§ REQUIREMENT
In the data below, find every line that has the string "title", and copy it.

§ INPUT MATERIAL
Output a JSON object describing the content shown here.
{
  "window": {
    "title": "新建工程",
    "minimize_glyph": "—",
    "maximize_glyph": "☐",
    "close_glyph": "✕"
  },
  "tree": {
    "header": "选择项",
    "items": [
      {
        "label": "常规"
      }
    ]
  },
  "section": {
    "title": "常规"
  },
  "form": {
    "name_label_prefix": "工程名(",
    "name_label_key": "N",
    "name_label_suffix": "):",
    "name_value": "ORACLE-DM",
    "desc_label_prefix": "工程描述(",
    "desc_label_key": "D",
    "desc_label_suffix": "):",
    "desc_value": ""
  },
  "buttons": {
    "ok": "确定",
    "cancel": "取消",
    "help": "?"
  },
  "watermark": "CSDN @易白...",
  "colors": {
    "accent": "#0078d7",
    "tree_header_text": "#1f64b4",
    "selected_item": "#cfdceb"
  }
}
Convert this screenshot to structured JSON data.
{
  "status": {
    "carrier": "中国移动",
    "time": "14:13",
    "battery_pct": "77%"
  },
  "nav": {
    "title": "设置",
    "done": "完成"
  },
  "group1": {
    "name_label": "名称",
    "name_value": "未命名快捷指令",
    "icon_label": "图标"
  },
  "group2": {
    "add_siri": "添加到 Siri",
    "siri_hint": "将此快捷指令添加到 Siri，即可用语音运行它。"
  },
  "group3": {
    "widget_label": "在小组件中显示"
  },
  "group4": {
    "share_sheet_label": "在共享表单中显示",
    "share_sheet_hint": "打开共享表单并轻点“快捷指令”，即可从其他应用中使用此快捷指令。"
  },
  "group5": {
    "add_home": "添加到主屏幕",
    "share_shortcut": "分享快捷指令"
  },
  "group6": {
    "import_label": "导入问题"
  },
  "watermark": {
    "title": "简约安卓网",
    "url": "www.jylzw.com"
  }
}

§ REPLY TO THE EXERCISE
    "title": "新建工程",
    "title": "常规"
    "title": "设置",
    "title": "简约安卓网",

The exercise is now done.